(MATERIAL SHOWN Opens)

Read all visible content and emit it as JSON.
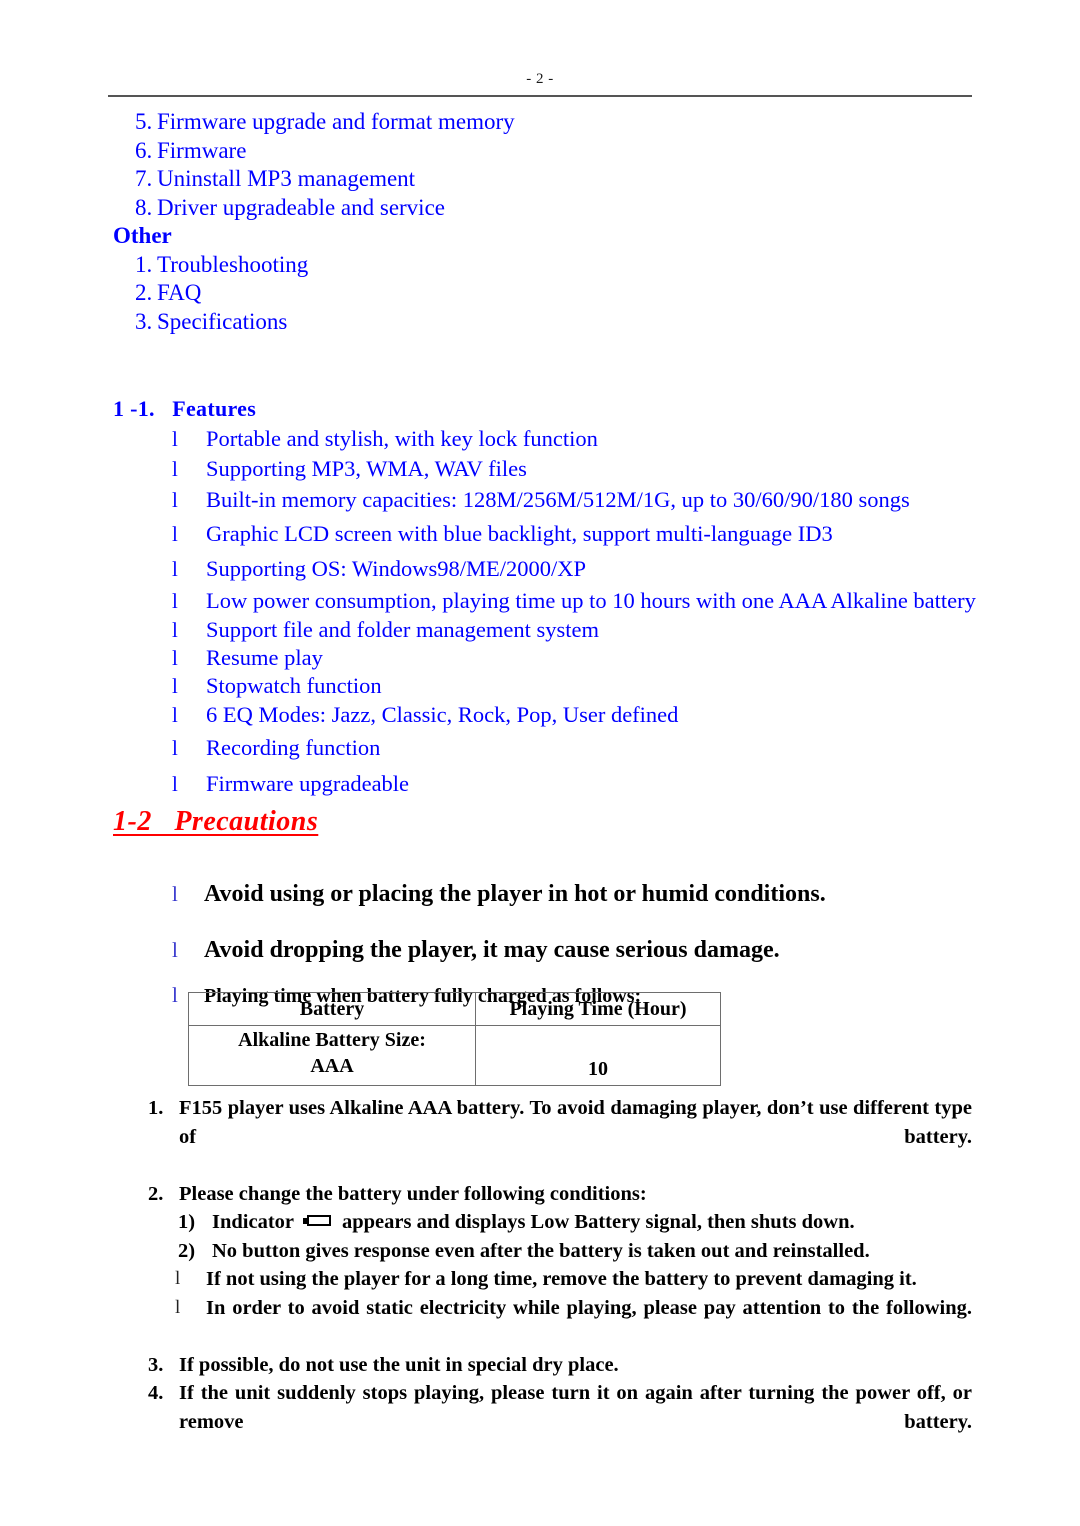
{
  "header": {
    "page_label": "- 2 -"
  },
  "toc": {
    "continued_items": [
      {
        "num": "5.",
        "text": "Firmware upgrade and format memory"
      },
      {
        "num": "6.",
        "text": "Firmware"
      },
      {
        "num": "7.",
        "text": "Uninstall MP3 management"
      },
      {
        "num": "8.",
        "text": "Driver upgradeable and service"
      }
    ],
    "other_heading": "Other",
    "other_items": [
      {
        "num": "1.",
        "text": "Troubleshooting"
      },
      {
        "num": "2.",
        "text": "FAQ"
      },
      {
        "num": "3.",
        "text": "Specifications"
      }
    ]
  },
  "features_section": {
    "heading": "1 -1.   Features",
    "bullet_glyph": "l",
    "items": [
      "Portable and stylish, with key lock function",
      "Supporting MP3, WMA, WAV files",
      "Built-in memory capacities: 128M/256M/512M/1G, up to 30/60/90/180 songs",
      "Graphic LCD screen with blue backlight, support multi-language ID3",
      "Supporting OS: Windows98/ME/2000/XP",
      "Low power consumption, playing time up to 10 hours with one AAA Alkaline battery",
      "Support file and folder management system",
      "Resume play",
      "Stopwatch function",
      "6 EQ Modes: Jazz, Classic, Rock, Pop, User defined",
      "Recording function",
      "Firmware upgradeable"
    ]
  },
  "precautions_section": {
    "heading": "1-2   Precautions",
    "warnings": [
      "Avoid using or placing the player in hot or humid conditions.",
      "Avoid dropping the player, it may cause serious damage."
    ],
    "table_intro": "Playing time when battery fully charged as follows:",
    "table": {
      "headers": [
        "Battery",
        "Playing Time (Hour)"
      ],
      "rows": [
        {
          "battery_line1": "Alkaline Battery Size:",
          "battery_line2": "AAA",
          "playing_time": "10"
        }
      ]
    },
    "numbered": [
      {
        "num": "1.",
        "text": "F155 player uses Alkaline AAA battery. To avoid damaging player, don’t use different type of battery."
      },
      {
        "num": "2.",
        "text": "Please change the battery under following conditions:"
      }
    ],
    "sub_items": [
      {
        "num": "1)",
        "text_before": "Indicator",
        "icon": "battery-icon",
        "text_after": "appears and displays Low Battery signal, then shuts down."
      },
      {
        "num": "2)",
        "text_before": "No button gives response even after the battery is taken out and reinstalled.",
        "icon": "",
        "text_after": ""
      }
    ],
    "bullet_items": [
      "If not using the player for a long time, remove the battery to prevent damaging it.",
      "In order to avoid static electricity while playing, please pay attention to the following."
    ],
    "numbered_tail": [
      {
        "num": "3.",
        "text": "If possible, do not use the unit in special dry place."
      },
      {
        "num": "4.",
        "text": "If the unit suddenly stops playing, please turn it on again after turning the power off, or remove battery."
      }
    ]
  },
  "colors": {
    "blue_text": "#0000FF",
    "red_heading": "#FF0000",
    "body_black": "#000000",
    "rule_gray": "#555555",
    "table_border": "#6E6E6E"
  }
}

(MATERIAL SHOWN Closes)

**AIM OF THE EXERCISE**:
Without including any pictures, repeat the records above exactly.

**RESULT OF THE TASK**:
Read all visible content and emit it as JSON.
{
  "header": {
    "page_label": "- 2 -"
  },
  "toc": {
    "continued_items": [
      {
        "num": "5.",
        "text": "Firmware upgrade and format memory"
      },
      {
        "num": "6.",
        "text": "Firmware"
      },
      {
        "num": "7.",
        "text": "Uninstall MP3 management"
      },
      {
        "num": "8.",
        "text": "Driver upgradeable and service"
      }
    ],
    "other_heading": "Other",
    "other_items": [
      {
        "num": "1.",
        "text": "Troubleshooting"
      },
      {
        "num": "2.",
        "text": "FAQ"
      },
      {
        "num": "3.",
        "text": "Specifications"
      }
    ]
  },
  "features_section": {
    "heading": "1 -1.   Features",
    "bullet_glyph": "l",
    "items": [
      "Portable and stylish, with key lock function",
      "Supporting MP3, WMA, WAV files",
      "Built-in memory capacities: 128M/256M/512M/1G, up to 30/60/90/180 songs",
      "Graphic LCD screen with blue backlight, support multi-language ID3",
      "Supporting OS: Windows98/ME/2000/XP",
      "Low power consumption, playing time up to 10 hours with one AAA Alkaline battery",
      "Support file and folder management system",
      "Resume play",
      "Stopwatch function",
      "6 EQ Modes: Jazz, Classic, Rock, Pop, User defined",
      "Recording function",
      "Firmware upgradeable"
    ]
  },
  "precautions_section": {
    "heading": "1-2   Precautions",
    "warnings": [
      "Avoid using or placing the player in hot or humid conditions.",
      "Avoid dropping the player, it may cause serious damage."
    ],
    "table_intro": "Playing time when battery fully charged as follows:",
    "table": {
      "headers": [
        "Battery",
        "Playing Time (Hour)"
      ],
      "rows": [
        {
          "battery_line1": "Alkaline Battery Size:",
          "battery_line2": "AAA",
          "playing_time": "10"
        }
      ]
    },
    "numbered": [
      {
        "num": "1.",
        "text": "F155 player uses Alkaline AAA battery. To avoid damaging player, don’t use different type of battery."
      },
      {
        "num": "2.",
        "text": "Please change the battery under following conditions:"
      }
    ],
    "sub_items": [
      {
        "num": "1)",
        "text_before": "Indicator",
        "icon": "battery-icon",
        "text_after": "appears and displays Low Battery signal, then shuts down."
      },
      {
        "num": "2)",
        "text_before": "No button gives response even after the battery is taken out and reinstalled.",
        "icon": "",
        "text_after": ""
      }
    ],
    "bullet_items": [
      "If not using the player for a long time, remove the battery to prevent damaging it.",
      "In order to avoid static electricity while playing, please pay attention to the following."
    ],
    "numbered_tail": [
      {
        "num": "3.",
        "text": "If possible, do not use the unit in special dry place."
      },
      {
        "num": "4.",
        "text": "If the unit suddenly stops playing, please turn it on again after turning the power off, or remove battery."
      }
    ]
  },
  "colors": {
    "blue_text": "#0000FF",
    "red_heading": "#FF0000",
    "body_black": "#000000",
    "rule_gray": "#555555",
    "table_border": "#6E6E6E"
  }
}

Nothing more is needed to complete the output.